\]
\begin{prob}
Prove the AGM inequality for the arithmetic mean and geometric mean of $4$ non-negative reals.
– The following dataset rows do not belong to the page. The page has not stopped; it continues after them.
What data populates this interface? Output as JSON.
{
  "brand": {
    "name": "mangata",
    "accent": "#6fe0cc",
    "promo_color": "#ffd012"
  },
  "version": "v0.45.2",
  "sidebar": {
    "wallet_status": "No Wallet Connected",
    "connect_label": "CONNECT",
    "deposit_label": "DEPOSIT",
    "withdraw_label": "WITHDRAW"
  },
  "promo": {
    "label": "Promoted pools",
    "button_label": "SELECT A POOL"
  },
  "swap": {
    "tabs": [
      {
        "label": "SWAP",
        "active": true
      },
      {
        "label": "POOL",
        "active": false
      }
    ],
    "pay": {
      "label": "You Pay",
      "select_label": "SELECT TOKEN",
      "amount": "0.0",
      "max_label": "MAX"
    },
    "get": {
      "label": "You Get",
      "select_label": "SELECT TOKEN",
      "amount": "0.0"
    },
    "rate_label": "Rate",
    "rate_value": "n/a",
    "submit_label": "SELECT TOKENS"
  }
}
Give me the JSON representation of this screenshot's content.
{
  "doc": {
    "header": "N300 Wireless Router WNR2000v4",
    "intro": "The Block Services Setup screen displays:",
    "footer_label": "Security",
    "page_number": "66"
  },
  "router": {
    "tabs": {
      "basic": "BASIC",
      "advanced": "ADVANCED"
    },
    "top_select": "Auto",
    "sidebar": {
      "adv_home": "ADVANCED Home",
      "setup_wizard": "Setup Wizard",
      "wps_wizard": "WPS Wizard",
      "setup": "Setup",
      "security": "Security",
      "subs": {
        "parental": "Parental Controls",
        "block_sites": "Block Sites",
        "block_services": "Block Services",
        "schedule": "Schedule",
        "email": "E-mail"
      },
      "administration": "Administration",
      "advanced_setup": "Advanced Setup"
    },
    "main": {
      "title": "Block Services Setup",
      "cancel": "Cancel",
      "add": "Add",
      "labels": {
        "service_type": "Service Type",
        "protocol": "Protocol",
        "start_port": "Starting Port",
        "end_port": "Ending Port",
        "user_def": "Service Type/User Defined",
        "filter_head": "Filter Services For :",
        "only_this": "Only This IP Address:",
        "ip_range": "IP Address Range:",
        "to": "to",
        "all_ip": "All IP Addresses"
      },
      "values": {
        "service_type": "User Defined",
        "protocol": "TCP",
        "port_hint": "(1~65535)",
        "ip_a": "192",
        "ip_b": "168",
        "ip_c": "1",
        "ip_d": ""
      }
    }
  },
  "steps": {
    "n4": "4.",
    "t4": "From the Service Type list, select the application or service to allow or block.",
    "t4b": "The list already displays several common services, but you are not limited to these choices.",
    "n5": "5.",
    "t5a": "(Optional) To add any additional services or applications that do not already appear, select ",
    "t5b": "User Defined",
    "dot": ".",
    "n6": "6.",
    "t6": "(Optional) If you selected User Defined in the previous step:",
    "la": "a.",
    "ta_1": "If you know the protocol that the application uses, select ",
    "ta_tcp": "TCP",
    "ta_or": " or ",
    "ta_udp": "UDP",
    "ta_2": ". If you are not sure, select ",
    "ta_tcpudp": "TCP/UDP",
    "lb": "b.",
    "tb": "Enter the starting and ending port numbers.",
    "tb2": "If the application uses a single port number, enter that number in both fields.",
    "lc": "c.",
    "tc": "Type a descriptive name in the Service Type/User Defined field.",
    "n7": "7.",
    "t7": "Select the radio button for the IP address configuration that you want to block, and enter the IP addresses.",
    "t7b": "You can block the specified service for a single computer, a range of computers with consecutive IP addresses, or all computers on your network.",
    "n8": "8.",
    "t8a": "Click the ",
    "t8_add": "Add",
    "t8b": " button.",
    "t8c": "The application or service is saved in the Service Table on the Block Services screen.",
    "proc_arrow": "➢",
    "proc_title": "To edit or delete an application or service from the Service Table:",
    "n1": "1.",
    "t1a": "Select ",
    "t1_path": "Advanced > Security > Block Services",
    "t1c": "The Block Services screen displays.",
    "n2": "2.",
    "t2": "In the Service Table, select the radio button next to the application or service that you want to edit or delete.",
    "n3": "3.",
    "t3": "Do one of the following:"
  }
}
That is, prove, for all $a,b,c,d > 0$:
\[
\sqrt[4]{abcd} \leq \frac{a + b + c + d}{4}
\]
\end{prob}
\section{Logic}
It is intended for you to complete this section on Wednesday May 23.
\subsection{Some Proofs}
\begin{prob} \label{easy_proofs}
Prove the following:
\begin{enumerate}
\item $(A\oand B) \to (A\to B)$
\item $ (A\oand B) \to (( (A\to C) \oor (B\to C) ) \to C)$
\item $ (A \oor B) \to ( \neg A \to B )$
\end{enumerate}
\end{prob}
\begin{prob}
Prove the following:
\begin{enumerate}
\item $( A\to (B\to C) ) \to ((A\oand B) \to C)$
\item $((A\oand B) \to C) \to ( A\to (B\to C) )$
\item Consider the following statement:
\begin{itemize}
\item If $x$ is a positive real number, then if $y>1$ we have $xy > x$.
\end{itemize}
Restate this statement using the logical equivalence proved above. (No work is necessary for this part, just the restatement)
\item Give your own example of a statement which can be rephrased using this equivalence.
\end{enumerate}
\end{prob}
\section{Logical Semantics}
It is intended for you to complete this section on Thursday May 24.
\subsection{Contrapositives}
\begin{prob}
Write the contrapositive and converse of the following English sentences. (No work is necessary for these problems, just the sentences)
\end{prob}
\begin{enumerate}
\item If a person is short then they are not tall.
\item It rains if it pours.
\item Whenever I see a painting by Van Gogh, I think that it is beautiful.
\item I can't take you if the car is full.
\item I can take you if the car isn't full.
\end{enumerate}
\subsection{Truth Tables}
\begin{prob}
Write truth tables for Problem \ref{easy_proofs} to verify they are true (No work is necessary for this problem, just the truth tables)
\end{prob}
\end{document}